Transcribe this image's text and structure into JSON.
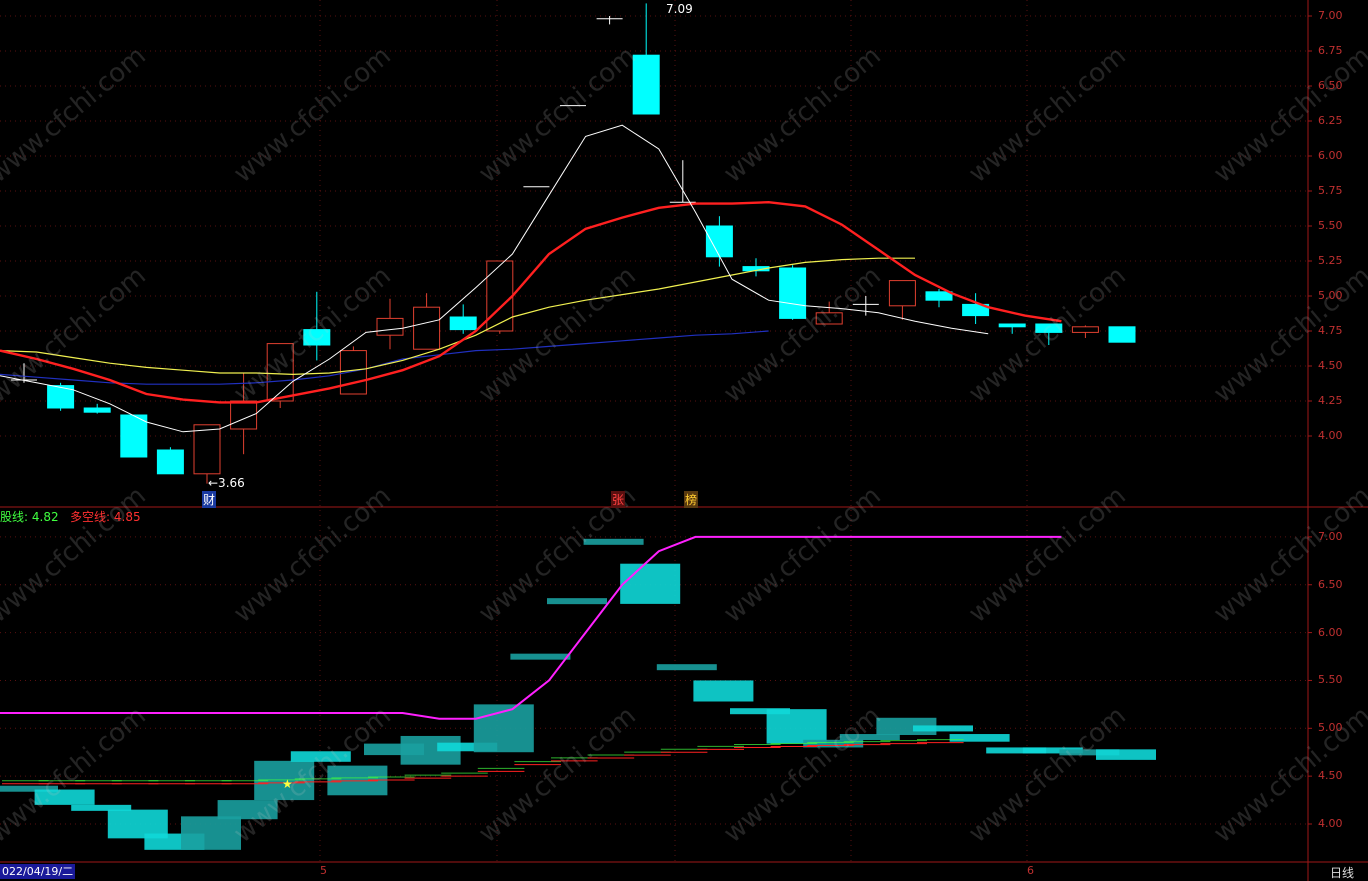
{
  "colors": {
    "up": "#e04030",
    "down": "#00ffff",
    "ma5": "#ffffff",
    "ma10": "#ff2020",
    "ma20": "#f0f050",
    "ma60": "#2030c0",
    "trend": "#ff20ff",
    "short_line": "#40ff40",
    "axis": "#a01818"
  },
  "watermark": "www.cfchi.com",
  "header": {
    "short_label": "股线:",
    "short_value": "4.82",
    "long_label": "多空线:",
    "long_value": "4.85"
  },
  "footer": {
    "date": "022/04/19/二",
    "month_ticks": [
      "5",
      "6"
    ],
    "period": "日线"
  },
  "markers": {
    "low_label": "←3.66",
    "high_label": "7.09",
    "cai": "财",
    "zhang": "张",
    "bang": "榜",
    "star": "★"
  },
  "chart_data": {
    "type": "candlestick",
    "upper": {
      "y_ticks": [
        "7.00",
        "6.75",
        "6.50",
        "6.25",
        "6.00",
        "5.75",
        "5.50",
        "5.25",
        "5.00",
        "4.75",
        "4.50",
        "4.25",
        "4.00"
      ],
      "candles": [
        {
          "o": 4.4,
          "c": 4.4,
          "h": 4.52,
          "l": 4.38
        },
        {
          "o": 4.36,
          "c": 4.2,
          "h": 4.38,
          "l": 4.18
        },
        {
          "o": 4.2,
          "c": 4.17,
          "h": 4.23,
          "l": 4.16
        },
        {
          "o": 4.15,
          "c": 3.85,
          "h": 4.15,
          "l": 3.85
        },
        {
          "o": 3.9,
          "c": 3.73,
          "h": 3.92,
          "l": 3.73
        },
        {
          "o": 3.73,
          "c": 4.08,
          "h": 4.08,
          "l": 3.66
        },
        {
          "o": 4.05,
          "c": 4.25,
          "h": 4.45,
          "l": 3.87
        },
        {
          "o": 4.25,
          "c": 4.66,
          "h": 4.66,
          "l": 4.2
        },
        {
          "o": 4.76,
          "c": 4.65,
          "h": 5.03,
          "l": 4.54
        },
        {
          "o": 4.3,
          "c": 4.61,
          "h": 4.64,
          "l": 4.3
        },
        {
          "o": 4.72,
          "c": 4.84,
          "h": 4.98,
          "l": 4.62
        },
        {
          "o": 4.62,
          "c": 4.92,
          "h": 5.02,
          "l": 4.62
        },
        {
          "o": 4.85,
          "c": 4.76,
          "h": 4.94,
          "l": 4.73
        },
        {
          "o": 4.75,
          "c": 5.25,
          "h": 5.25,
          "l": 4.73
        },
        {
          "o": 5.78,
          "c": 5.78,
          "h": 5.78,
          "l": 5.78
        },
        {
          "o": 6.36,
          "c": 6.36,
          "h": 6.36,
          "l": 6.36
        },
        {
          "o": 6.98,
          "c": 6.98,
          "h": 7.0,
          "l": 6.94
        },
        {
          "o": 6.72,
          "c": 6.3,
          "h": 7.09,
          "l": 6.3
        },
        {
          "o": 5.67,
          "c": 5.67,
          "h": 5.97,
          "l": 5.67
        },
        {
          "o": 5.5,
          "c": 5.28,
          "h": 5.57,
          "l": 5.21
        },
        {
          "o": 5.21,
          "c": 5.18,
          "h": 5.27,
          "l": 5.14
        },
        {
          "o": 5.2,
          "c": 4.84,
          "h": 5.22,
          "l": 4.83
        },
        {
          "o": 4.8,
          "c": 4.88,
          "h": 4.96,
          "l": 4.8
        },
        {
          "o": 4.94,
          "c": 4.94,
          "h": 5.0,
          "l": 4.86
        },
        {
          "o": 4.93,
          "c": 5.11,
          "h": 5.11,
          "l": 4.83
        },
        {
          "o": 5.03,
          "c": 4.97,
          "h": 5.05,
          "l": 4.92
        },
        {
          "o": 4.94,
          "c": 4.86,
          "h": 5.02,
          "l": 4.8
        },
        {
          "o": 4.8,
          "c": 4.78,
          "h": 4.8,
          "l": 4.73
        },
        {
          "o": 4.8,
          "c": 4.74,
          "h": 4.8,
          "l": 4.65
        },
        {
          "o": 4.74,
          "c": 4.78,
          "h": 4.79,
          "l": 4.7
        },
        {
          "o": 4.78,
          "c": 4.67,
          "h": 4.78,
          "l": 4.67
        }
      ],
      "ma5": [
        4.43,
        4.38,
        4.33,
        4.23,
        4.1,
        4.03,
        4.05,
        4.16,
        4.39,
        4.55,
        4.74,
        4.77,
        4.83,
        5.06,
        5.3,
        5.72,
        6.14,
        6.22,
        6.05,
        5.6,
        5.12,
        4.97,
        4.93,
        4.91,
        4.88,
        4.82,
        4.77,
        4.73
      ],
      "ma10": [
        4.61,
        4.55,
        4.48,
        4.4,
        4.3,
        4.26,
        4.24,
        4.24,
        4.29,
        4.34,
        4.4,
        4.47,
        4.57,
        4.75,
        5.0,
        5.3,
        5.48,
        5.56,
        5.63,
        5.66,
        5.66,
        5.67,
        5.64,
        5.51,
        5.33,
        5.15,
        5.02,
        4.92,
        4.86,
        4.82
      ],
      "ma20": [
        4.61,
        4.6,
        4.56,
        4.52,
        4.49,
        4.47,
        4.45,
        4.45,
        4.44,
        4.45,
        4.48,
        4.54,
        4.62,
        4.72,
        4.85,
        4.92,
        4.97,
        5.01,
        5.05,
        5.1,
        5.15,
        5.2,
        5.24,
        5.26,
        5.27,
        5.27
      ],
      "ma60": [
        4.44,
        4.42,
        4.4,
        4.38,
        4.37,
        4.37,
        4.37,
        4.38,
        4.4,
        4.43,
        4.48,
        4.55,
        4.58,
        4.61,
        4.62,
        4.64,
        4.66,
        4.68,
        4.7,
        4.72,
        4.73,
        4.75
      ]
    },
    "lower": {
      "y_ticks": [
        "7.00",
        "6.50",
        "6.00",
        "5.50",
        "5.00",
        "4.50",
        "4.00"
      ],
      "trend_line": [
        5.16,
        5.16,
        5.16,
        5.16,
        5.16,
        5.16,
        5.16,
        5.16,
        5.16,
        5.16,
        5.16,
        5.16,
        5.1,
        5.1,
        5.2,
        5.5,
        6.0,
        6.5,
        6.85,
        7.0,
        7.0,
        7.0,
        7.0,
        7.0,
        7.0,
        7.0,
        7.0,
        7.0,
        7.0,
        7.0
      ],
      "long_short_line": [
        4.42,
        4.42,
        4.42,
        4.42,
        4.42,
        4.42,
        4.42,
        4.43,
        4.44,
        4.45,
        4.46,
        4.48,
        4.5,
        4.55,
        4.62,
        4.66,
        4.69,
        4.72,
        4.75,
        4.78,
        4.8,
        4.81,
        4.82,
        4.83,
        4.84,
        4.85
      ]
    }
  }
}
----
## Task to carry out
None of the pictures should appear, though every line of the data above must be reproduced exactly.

## Solution below
Transcribe this image's text and structure into JSON.
{
  "colors": {
    "up": "#e04030",
    "down": "#00ffff",
    "ma5": "#ffffff",
    "ma10": "#ff2020",
    "ma20": "#f0f050",
    "ma60": "#2030c0",
    "trend": "#ff20ff",
    "short_line": "#40ff40",
    "axis": "#a01818"
  },
  "watermark": "www.cfchi.com",
  "header": {
    "short_label": "股线:",
    "short_value": "4.82",
    "long_label": "多空线:",
    "long_value": "4.85"
  },
  "footer": {
    "date": "022/04/19/二",
    "month_ticks": [
      "5",
      "6"
    ],
    "period": "日线"
  },
  "markers": {
    "low_label": "←3.66",
    "high_label": "7.09",
    "cai": "财",
    "zhang": "张",
    "bang": "榜",
    "star": "★"
  },
  "chart_data": {
    "type": "candlestick",
    "upper": {
      "y_ticks": [
        "7.00",
        "6.75",
        "6.50",
        "6.25",
        "6.00",
        "5.75",
        "5.50",
        "5.25",
        "5.00",
        "4.75",
        "4.50",
        "4.25",
        "4.00"
      ],
      "candles": [
        {
          "o": 4.4,
          "c": 4.4,
          "h": 4.52,
          "l": 4.38
        },
        {
          "o": 4.36,
          "c": 4.2,
          "h": 4.38,
          "l": 4.18
        },
        {
          "o": 4.2,
          "c": 4.17,
          "h": 4.23,
          "l": 4.16
        },
        {
          "o": 4.15,
          "c": 3.85,
          "h": 4.15,
          "l": 3.85
        },
        {
          "o": 3.9,
          "c": 3.73,
          "h": 3.92,
          "l": 3.73
        },
        {
          "o": 3.73,
          "c": 4.08,
          "h": 4.08,
          "l": 3.66
        },
        {
          "o": 4.05,
          "c": 4.25,
          "h": 4.45,
          "l": 3.87
        },
        {
          "o": 4.25,
          "c": 4.66,
          "h": 4.66,
          "l": 4.2
        },
        {
          "o": 4.76,
          "c": 4.65,
          "h": 5.03,
          "l": 4.54
        },
        {
          "o": 4.3,
          "c": 4.61,
          "h": 4.64,
          "l": 4.3
        },
        {
          "o": 4.72,
          "c": 4.84,
          "h": 4.98,
          "l": 4.62
        },
        {
          "o": 4.62,
          "c": 4.92,
          "h": 5.02,
          "l": 4.62
        },
        {
          "o": 4.85,
          "c": 4.76,
          "h": 4.94,
          "l": 4.73
        },
        {
          "o": 4.75,
          "c": 5.25,
          "h": 5.25,
          "l": 4.73
        },
        {
          "o": 5.78,
          "c": 5.78,
          "h": 5.78,
          "l": 5.78
        },
        {
          "o": 6.36,
          "c": 6.36,
          "h": 6.36,
          "l": 6.36
        },
        {
          "o": 6.98,
          "c": 6.98,
          "h": 7.0,
          "l": 6.94
        },
        {
          "o": 6.72,
          "c": 6.3,
          "h": 7.09,
          "l": 6.3
        },
        {
          "o": 5.67,
          "c": 5.67,
          "h": 5.97,
          "l": 5.67
        },
        {
          "o": 5.5,
          "c": 5.28,
          "h": 5.57,
          "l": 5.21
        },
        {
          "o": 5.21,
          "c": 5.18,
          "h": 5.27,
          "l": 5.14
        },
        {
          "o": 5.2,
          "c": 4.84,
          "h": 5.22,
          "l": 4.83
        },
        {
          "o": 4.8,
          "c": 4.88,
          "h": 4.96,
          "l": 4.8
        },
        {
          "o": 4.94,
          "c": 4.94,
          "h": 5.0,
          "l": 4.86
        },
        {
          "o": 4.93,
          "c": 5.11,
          "h": 5.11,
          "l": 4.83
        },
        {
          "o": 5.03,
          "c": 4.97,
          "h": 5.05,
          "l": 4.92
        },
        {
          "o": 4.94,
          "c": 4.86,
          "h": 5.02,
          "l": 4.8
        },
        {
          "o": 4.8,
          "c": 4.78,
          "h": 4.8,
          "l": 4.73
        },
        {
          "o": 4.8,
          "c": 4.74,
          "h": 4.8,
          "l": 4.65
        },
        {
          "o": 4.74,
          "c": 4.78,
          "h": 4.79,
          "l": 4.7
        },
        {
          "o": 4.78,
          "c": 4.67,
          "h": 4.78,
          "l": 4.67
        }
      ],
      "ma5": [
        4.43,
        4.38,
        4.33,
        4.23,
        4.1,
        4.03,
        4.05,
        4.16,
        4.39,
        4.55,
        4.74,
        4.77,
        4.83,
        5.06,
        5.3,
        5.72,
        6.14,
        6.22,
        6.05,
        5.6,
        5.12,
        4.97,
        4.93,
        4.91,
        4.88,
        4.82,
        4.77,
        4.73
      ],
      "ma10": [
        4.61,
        4.55,
        4.48,
        4.4,
        4.3,
        4.26,
        4.24,
        4.24,
        4.29,
        4.34,
        4.4,
        4.47,
        4.57,
        4.75,
        5.0,
        5.3,
        5.48,
        5.56,
        5.63,
        5.66,
        5.66,
        5.67,
        5.64,
        5.51,
        5.33,
        5.15,
        5.02,
        4.92,
        4.86,
        4.82
      ],
      "ma20": [
        4.61,
        4.6,
        4.56,
        4.52,
        4.49,
        4.47,
        4.45,
        4.45,
        4.44,
        4.45,
        4.48,
        4.54,
        4.62,
        4.72,
        4.85,
        4.92,
        4.97,
        5.01,
        5.05,
        5.1,
        5.15,
        5.2,
        5.24,
        5.26,
        5.27,
        5.27
      ],
      "ma60": [
        4.44,
        4.42,
        4.4,
        4.38,
        4.37,
        4.37,
        4.37,
        4.38,
        4.4,
        4.43,
        4.48,
        4.55,
        4.58,
        4.61,
        4.62,
        4.64,
        4.66,
        4.68,
        4.7,
        4.72,
        4.73,
        4.75
      ]
    },
    "lower": {
      "y_ticks": [
        "7.00",
        "6.50",
        "6.00",
        "5.50",
        "5.00",
        "4.50",
        "4.00"
      ],
      "trend_line": [
        5.16,
        5.16,
        5.16,
        5.16,
        5.16,
        5.16,
        5.16,
        5.16,
        5.16,
        5.16,
        5.16,
        5.16,
        5.1,
        5.1,
        5.2,
        5.5,
        6.0,
        6.5,
        6.85,
        7.0,
        7.0,
        7.0,
        7.0,
        7.0,
        7.0,
        7.0,
        7.0,
        7.0,
        7.0,
        7.0
      ],
      "long_short_line": [
        4.42,
        4.42,
        4.42,
        4.42,
        4.42,
        4.42,
        4.42,
        4.43,
        4.44,
        4.45,
        4.46,
        4.48,
        4.5,
        4.55,
        4.62,
        4.66,
        4.69,
        4.72,
        4.75,
        4.78,
        4.8,
        4.81,
        4.82,
        4.83,
        4.84,
        4.85
      ]
    }
  }
}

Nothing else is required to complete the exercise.